None of the narration in Shawshank is “on the nose”. It never serves to inform the audience of something that is a) crucial to the story, or b) is not shown visually. The narration could be removed entirely and the story would still make sense. For example, following the scene where Hadley beats Bogs, the leader of ‘The Sisters’, in retaliation for his gang’s sexual assault on Andy, Red tells us:
…and Bogs never walked again. They
transferred him to a minimum security
hospital upstate. To my knowledge,
he lived out the rest of his days
drinking his food through a straw.
This narration is not required in order for the audience to make sense of the scene. We see Hadley beating Bogs, we see the severely injured Bogs being wheeled into an ambulance and subsequently neither he nor his gang appear in the film again. The intent of the scene – that in return for his tax advice, Andy is now under the protection of the guards who solve his bullying problem – is delivered visually with the motivations of all players being understood. The audience doesn’t need to know that Bogs never walked again or where he served out the remainder of his sentence, but at this point in the story (almost 42 minutes in) the audience has come to expect, and perhaps welcome, Red’s narrative take on events (arguably, having the extent of Bogs’ comeuppance spelled out may serve as an element of closure for the audience, safe in the knowledge that Bogs got exactly what he deserved).
Another aspect of film storytelling for which narration can be useful is charting the passing of time. This is especially useful in Shawshank where the story of Andy’s incarceration takes place over a period of 19 years. Red’s narration casually smooth’s over some of the inevitable gaps in the story’s timeline. After being imprisoned in 1947, Andy is soon regularly beaten and raped by ‘The Sisters’. This becomes his routine for a period of time:
And that’s how it went for Andy. That
was his routine. I do believe those
first two years were the worst for
him. And I also believe if things
had gone on that way, this place

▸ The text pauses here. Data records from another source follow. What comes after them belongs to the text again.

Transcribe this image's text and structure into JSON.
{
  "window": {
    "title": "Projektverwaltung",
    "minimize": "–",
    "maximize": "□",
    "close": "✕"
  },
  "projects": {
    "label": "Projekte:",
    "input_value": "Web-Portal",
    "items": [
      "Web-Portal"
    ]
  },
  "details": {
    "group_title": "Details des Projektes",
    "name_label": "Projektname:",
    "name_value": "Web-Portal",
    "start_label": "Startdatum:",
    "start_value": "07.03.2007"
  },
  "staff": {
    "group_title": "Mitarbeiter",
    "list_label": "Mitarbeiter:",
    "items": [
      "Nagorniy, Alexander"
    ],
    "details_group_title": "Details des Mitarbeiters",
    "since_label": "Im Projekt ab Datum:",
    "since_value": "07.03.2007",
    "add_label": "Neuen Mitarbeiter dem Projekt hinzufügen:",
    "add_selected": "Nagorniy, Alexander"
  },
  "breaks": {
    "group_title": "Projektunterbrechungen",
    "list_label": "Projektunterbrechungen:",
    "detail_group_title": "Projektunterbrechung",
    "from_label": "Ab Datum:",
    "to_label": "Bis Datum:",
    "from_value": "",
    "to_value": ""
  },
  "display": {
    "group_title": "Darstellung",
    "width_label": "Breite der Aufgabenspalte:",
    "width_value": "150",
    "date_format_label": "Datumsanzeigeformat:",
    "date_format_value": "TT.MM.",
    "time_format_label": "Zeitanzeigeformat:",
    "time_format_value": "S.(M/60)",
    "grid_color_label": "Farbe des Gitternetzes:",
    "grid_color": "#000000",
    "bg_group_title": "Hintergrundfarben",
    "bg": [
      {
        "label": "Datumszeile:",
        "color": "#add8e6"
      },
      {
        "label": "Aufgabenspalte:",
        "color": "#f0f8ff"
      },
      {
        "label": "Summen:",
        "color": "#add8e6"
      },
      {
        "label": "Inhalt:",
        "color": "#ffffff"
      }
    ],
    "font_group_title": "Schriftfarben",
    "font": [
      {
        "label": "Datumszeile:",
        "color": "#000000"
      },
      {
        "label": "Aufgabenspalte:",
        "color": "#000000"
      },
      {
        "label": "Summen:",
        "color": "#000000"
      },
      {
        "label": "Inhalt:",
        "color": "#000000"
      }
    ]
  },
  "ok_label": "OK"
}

would have got the best of him.
But then, in the spring of 1949,
the powers-that-be decided that…
And later, Red charts another passing of time by narrating Andy’s rise in popularity as he firstly does the taxes of one guard, the following year he does the taxes of half the guards, the year after he does all the guards taxes, until eventually he does the taxes of guards from other prisons. But, as before, this narration accompanies the visuals of several scenes where we see Andy doing paperwork to an increasingly long queue of prison guards. Showing and telling.